> [Your instructions]
Report each line from the records where the string "icon" turns up.

> [Exercise data]
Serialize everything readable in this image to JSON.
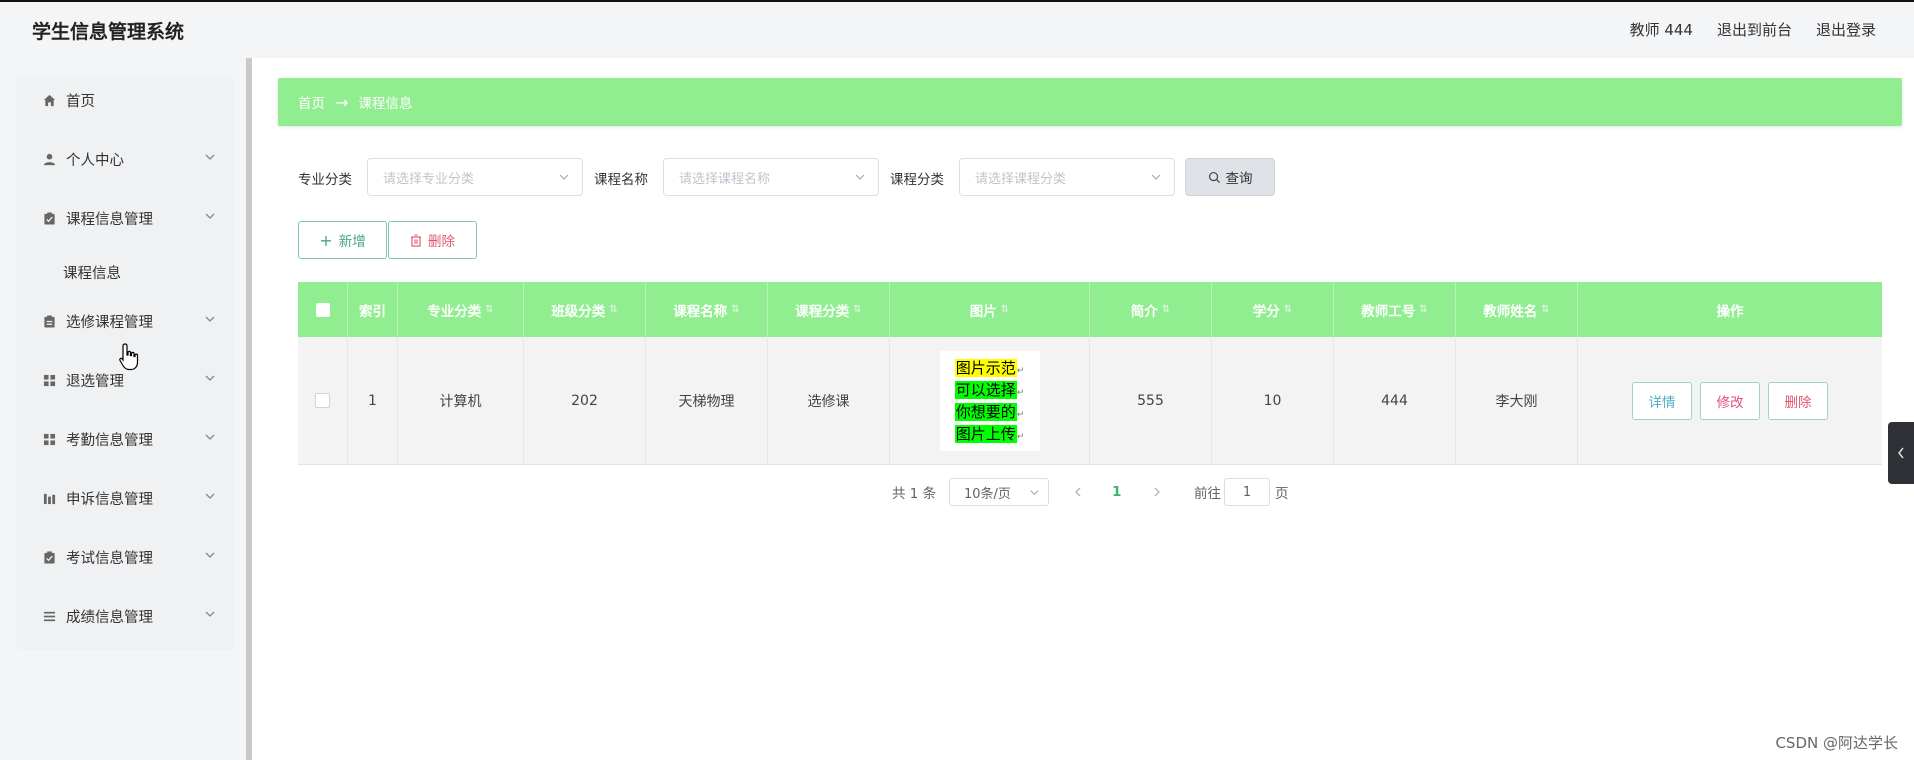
{
  "app": {
    "title": "学生信息管理系统"
  },
  "header": {
    "user_label": "教师 444",
    "front_link": "退出到前台",
    "logout_link": "退出登录"
  },
  "sidebar": {
    "items": [
      {
        "label": "首页",
        "icon": "home-icon"
      },
      {
        "label": "个人中心",
        "icon": "user-icon"
      },
      {
        "label": "课程信息管理",
        "icon": "clipboard-icon"
      },
      {
        "label": "课程信息",
        "icon": ""
      },
      {
        "label": "选修课程管理",
        "icon": "clipboard-icon"
      },
      {
        "label": "退选管理",
        "icon": "grid-icon"
      },
      {
        "label": "考勤信息管理",
        "icon": "grid-icon"
      },
      {
        "label": "申诉信息管理",
        "icon": "chart-icon"
      },
      {
        "label": "考试信息管理",
        "icon": "clipboard-icon"
      },
      {
        "label": "成绩信息管理",
        "icon": "list-icon"
      }
    ]
  },
  "breadcrumb": {
    "home": "首页",
    "separator": "→",
    "current": "课程信息"
  },
  "filters": {
    "major_label": "专业分类",
    "major_placeholder": "请选择专业分类",
    "course_label": "课程名称",
    "course_placeholder": "请选择课程名称",
    "type_label": "课程分类",
    "type_placeholder": "请选择课程分类",
    "query_label": "查询"
  },
  "toolbar": {
    "add_label": "新增",
    "delete_label": "删除"
  },
  "table": {
    "headers": [
      "索引",
      "专业分类",
      "班级分类",
      "课程名称",
      "课程分类",
      "图片",
      "简介",
      "学分",
      "教师工号",
      "教师姓名",
      "操作"
    ],
    "rows": [
      {
        "index": "1",
        "major": "计算机",
        "class": "202",
        "course": "天梯物理",
        "type": "选修课",
        "image_lines": [
          "图片示范",
          "可以选择",
          "你想要的",
          "图片上传"
        ],
        "intro": "555",
        "credit": "10",
        "teacher_id": "444",
        "teacher_name": "李大刚",
        "actions": {
          "detail": "详情",
          "edit": "修改",
          "delete": "删除"
        }
      }
    ]
  },
  "pagination": {
    "total": "共 1 条",
    "page_size": "10条/页",
    "current_page": "1",
    "goto_label": "前往",
    "goto_value": "1",
    "page_suffix": "页"
  },
  "watermark": "CSDN @阿达学长",
  "colors": {
    "accent": "#90ee90",
    "sidebar_bg": "#f0f1f3",
    "header_bg": "#f4f5f7"
  }
}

> [Response area]
        "icon": "home-icon"
        "icon": "user-icon"
        "icon": "clipboard-icon"
        "icon": ""
        "icon": "clipboard-icon"
        "icon": "grid-icon"
        "icon": "grid-icon"
        "icon": "chart-icon"
        "icon": "clipboard-icon"
        "icon": "list-icon"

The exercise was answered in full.